## [Material supplied]
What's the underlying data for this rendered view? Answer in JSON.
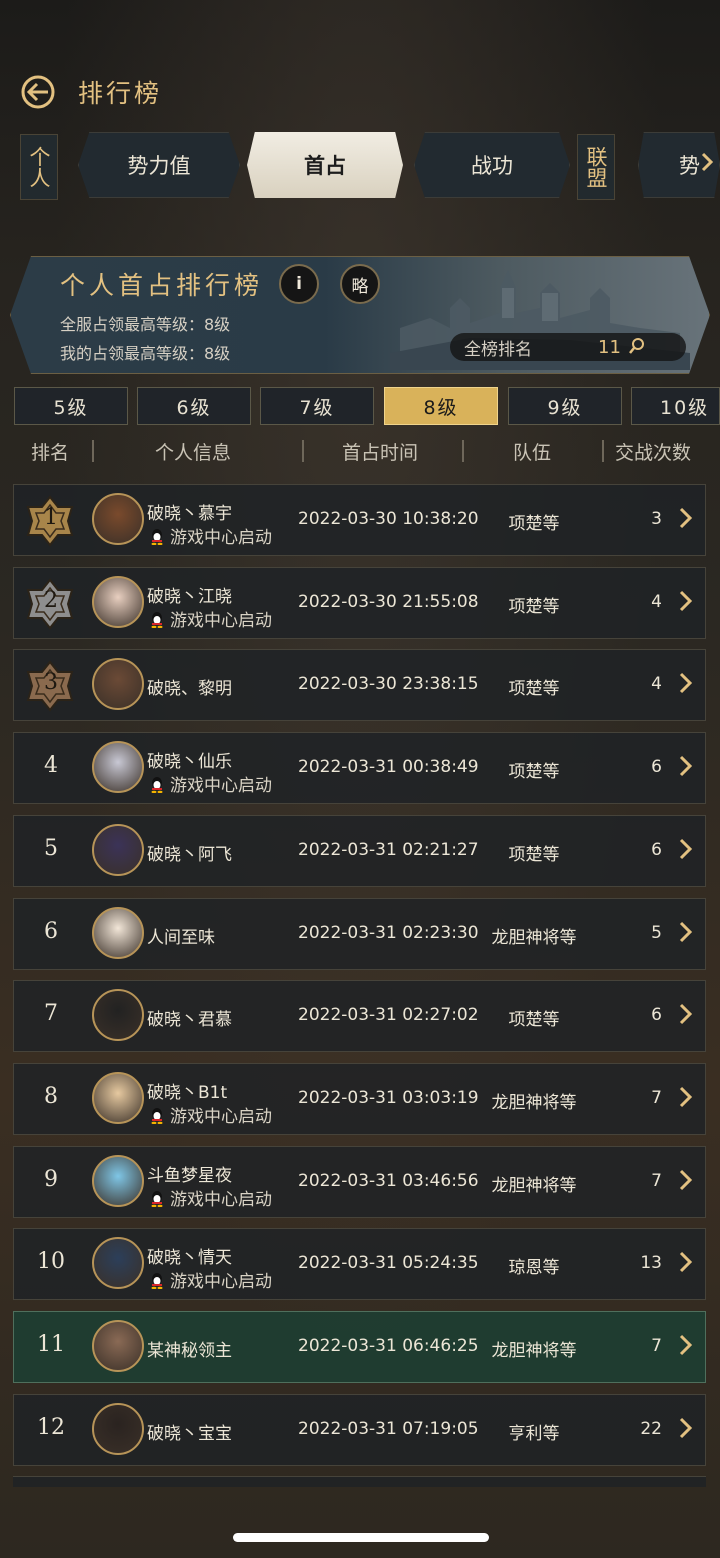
{
  "header": {
    "title": "排行榜"
  },
  "category_tabs": {
    "left_side": "个人",
    "tabs": [
      "势力值",
      "首占",
      "战功"
    ],
    "active_tab": "首占",
    "right_side": "联盟",
    "overflow_tab": "势"
  },
  "banner": {
    "title": "个人首占排行榜",
    "info_button": "i",
    "short_button": "略",
    "server_max_line": "全服占领最高等级：8级",
    "my_max_line": "我的占领最高等级：8级",
    "rank_label": "全榜排名",
    "rank_value": "11"
  },
  "level_tabs": {
    "items": [
      "5级",
      "6级",
      "7级",
      "8级",
      "9级",
      "10级"
    ],
    "active": "8级"
  },
  "columns": [
    "排名",
    "个人信息",
    "首占时间",
    "队伍",
    "交战次数"
  ],
  "rows": [
    {
      "rank": "1",
      "name": "破晓丶慕宇",
      "sub": "游戏中心启动",
      "time": "2022-03-30 10:38:20",
      "team": "项楚等",
      "count": "3",
      "avatar_color": "#7a4a2c"
    },
    {
      "rank": "2",
      "name": "破晓丶江晓",
      "sub": "游戏中心启动",
      "time": "2022-03-30 21:55:08",
      "team": "项楚等",
      "count": "4",
      "avatar_color": "#e8cfc0"
    },
    {
      "rank": "3",
      "name": "破晓、黎明",
      "sub": "",
      "time": "2022-03-30 23:38:15",
      "team": "项楚等",
      "count": "4",
      "avatar_color": "#6b4a36"
    },
    {
      "rank": "4",
      "name": "破晓丶仙乐",
      "sub": "游戏中心启动",
      "time": "2022-03-31 00:38:49",
      "team": "项楚等",
      "count": "6",
      "avatar_color": "#c8c8d4"
    },
    {
      "rank": "5",
      "name": "破晓丶阿飞",
      "sub": "",
      "time": "2022-03-31 02:21:27",
      "team": "项楚等",
      "count": "6",
      "avatar_color": "#3b3358"
    },
    {
      "rank": "6",
      "name": "人间至味",
      "sub": "",
      "time": "2022-03-31 02:23:30",
      "team": "龙胆神将等",
      "count": "5",
      "avatar_color": "#f2e6d8"
    },
    {
      "rank": "7",
      "name": "破晓丶君慕",
      "sub": "",
      "time": "2022-03-31 02:27:02",
      "team": "项楚等",
      "count": "6",
      "avatar_color": "#222222"
    },
    {
      "rank": "8",
      "name": "破晓丶B1t",
      "sub": "游戏中心启动",
      "time": "2022-03-31 03:03:19",
      "team": "龙胆神将等",
      "count": "7",
      "avatar_color": "#e6c9a0"
    },
    {
      "rank": "9",
      "name": "斗鱼梦星夜",
      "sub": "游戏中心启动",
      "time": "2022-03-31 03:46:56",
      "team": "龙胆神将等",
      "count": "7",
      "avatar_color": "#7fc6e6"
    },
    {
      "rank": "10",
      "name": "破晓丶情天",
      "sub": "游戏中心启动",
      "time": "2022-03-31 05:24:35",
      "team": "琼恩等",
      "count": "13",
      "avatar_color": "#2c3f5a"
    },
    {
      "rank": "11",
      "name": "某神秘领主",
      "sub": "",
      "time": "2022-03-31 06:46:25",
      "team": "龙胆神将等",
      "count": "7",
      "avatar_color": "#8a6a55",
      "me": true
    },
    {
      "rank": "12",
      "name": "破晓丶宝宝",
      "sub": "",
      "time": "2022-03-31 07:19:05",
      "team": "亨利等",
      "count": "22",
      "avatar_color": "#2a2320"
    }
  ],
  "colors": {
    "gold": "#e3c181",
    "active_level": "#d9b25a",
    "self_row": "#1c4032"
  }
}
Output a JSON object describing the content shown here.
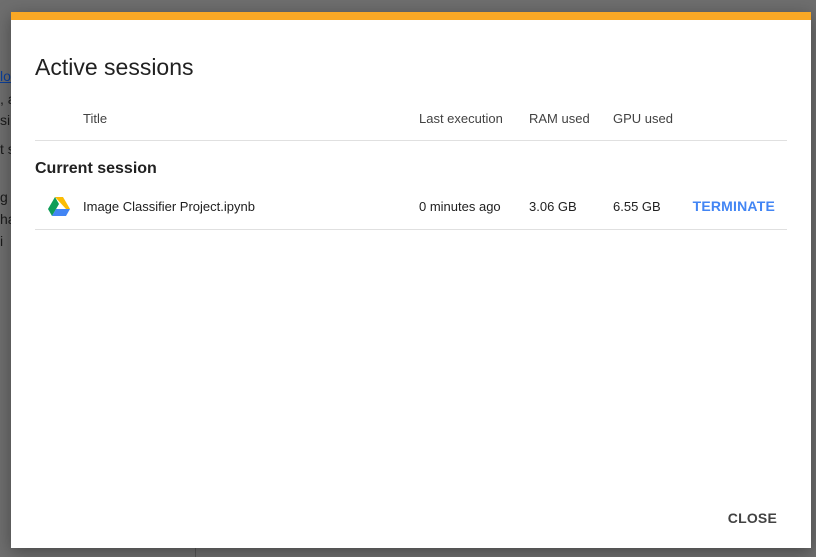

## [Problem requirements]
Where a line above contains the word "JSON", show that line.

## [Exercise response]
What's the underlying data for this rendered view? Answer in JSON.
Output a JSON object describing the content shown here.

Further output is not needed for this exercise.